Hace un par de horas se inauguró en la galería barranquina Yvonne Sanguineti "Detrás del espejo", de Lucy Angulo Lafosse. Aunque no pude salir de COSAS tan temprano como hubiese deseado, igual llegué a tiempo para poder admirar el abstraccionismo depurado de los cuadros de la artista; ella, sin duda, ha emprendido una trayectoria que aborda sin ambages figuras concretas subsumidas en un una puesta en escena densa, que sin ser abigarrada crea una sensación de completitud. Con estos cuadros podemos adivinar su proceso de búsqueda y de investigación. Sin duda, Lucy Angulo Lafosse ha evolucionado con los años, y con esta muestra podemos comprobar que marcha por buen camino.

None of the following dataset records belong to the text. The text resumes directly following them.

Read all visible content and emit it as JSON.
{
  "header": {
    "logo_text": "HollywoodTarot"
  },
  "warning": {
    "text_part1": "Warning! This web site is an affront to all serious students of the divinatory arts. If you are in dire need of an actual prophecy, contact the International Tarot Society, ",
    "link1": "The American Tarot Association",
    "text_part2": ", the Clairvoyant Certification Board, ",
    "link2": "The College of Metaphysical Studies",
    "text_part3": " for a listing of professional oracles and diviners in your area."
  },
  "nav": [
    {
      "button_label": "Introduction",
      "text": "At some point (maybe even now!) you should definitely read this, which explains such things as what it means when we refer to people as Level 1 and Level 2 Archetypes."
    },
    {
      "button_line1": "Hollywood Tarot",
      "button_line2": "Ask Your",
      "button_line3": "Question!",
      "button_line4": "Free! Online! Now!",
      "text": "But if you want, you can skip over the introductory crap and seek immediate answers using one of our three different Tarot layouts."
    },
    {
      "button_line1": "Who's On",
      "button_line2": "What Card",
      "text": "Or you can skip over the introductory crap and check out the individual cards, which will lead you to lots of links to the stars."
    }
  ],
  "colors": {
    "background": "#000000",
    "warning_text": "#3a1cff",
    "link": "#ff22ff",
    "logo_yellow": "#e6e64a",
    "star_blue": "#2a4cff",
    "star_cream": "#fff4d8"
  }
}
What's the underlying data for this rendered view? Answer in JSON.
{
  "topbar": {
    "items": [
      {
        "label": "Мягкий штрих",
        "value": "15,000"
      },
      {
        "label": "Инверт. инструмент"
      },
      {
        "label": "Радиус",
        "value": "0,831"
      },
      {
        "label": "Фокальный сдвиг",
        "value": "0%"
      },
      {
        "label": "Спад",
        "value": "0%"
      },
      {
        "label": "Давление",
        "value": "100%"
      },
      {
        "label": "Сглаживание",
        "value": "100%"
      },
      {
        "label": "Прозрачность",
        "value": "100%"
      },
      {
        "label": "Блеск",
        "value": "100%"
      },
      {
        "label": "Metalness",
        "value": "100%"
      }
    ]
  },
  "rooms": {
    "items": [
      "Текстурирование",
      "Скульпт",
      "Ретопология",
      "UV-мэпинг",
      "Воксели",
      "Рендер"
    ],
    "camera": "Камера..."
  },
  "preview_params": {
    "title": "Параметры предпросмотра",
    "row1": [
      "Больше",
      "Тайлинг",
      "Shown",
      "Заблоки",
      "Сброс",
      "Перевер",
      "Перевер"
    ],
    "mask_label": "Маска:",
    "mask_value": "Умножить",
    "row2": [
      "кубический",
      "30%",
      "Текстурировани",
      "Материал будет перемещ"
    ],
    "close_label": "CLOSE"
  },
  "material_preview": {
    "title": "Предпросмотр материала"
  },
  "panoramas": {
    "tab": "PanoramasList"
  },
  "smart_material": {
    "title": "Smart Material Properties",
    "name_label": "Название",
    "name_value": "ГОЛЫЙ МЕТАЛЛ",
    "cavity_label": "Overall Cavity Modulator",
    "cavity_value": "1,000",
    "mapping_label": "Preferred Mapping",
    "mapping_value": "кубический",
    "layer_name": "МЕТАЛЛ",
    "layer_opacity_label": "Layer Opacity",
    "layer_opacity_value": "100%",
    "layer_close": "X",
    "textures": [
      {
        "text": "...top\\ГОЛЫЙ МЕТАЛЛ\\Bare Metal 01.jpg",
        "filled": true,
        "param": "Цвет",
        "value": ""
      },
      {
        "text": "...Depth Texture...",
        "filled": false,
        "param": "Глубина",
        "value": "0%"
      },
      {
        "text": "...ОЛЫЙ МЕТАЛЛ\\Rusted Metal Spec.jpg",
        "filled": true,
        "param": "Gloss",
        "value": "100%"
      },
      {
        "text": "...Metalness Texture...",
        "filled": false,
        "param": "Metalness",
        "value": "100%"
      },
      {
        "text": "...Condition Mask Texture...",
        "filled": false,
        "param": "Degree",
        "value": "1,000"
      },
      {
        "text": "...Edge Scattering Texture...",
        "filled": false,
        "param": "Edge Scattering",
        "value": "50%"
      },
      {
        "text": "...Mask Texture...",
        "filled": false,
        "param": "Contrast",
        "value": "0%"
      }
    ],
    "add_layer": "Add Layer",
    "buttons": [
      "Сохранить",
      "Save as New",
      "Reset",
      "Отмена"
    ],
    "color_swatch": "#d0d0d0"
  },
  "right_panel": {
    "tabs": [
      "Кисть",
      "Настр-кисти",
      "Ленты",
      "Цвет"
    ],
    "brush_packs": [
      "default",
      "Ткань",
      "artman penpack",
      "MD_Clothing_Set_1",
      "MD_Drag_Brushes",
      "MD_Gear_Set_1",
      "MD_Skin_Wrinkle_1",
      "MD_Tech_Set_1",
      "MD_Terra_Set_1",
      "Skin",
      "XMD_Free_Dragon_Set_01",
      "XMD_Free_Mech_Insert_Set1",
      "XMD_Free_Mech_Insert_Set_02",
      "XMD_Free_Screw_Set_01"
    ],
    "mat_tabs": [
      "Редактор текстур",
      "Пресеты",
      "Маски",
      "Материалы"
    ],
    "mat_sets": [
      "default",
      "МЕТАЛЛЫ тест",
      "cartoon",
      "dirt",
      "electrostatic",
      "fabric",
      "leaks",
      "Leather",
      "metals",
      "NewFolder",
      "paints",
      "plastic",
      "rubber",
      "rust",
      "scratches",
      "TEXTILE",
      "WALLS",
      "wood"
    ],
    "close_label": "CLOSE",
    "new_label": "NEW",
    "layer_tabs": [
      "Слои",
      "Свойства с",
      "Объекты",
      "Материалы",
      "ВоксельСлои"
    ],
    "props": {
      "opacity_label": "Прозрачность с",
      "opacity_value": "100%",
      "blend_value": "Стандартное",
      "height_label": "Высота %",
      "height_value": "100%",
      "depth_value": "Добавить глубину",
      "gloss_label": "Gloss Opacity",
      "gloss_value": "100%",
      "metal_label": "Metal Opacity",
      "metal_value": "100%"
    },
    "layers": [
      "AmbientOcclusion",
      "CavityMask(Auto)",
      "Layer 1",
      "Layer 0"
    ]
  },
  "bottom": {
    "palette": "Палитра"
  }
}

Apenas llegué me encontré con mi gran amigo Marcos Palacios, y estuvimos conversando un buen rato. Marcos participa en una muestra colectiva que se inaugurará este viernes, en Euroidiomas, así que haré todo lo posible para ir. También hablé un rato con Hugo Alegre y Carmen Alegre, y me encontré con Tito Giesecke, un amigo de mi padre. En el transcurso de la noche también saludé a Tatiana Paez Sanguineti, Yvonne Sanguineti y, desde luego, a Lucy Angulo Lafosse. Luego de varias copas de vino blanco, me despedí de Marcos y de los demás, sin duda todavía había diversión para rato pero yo tenía que dormir mis 8 horas para poder llegar lúcido a la oficina. Gajes del oficio.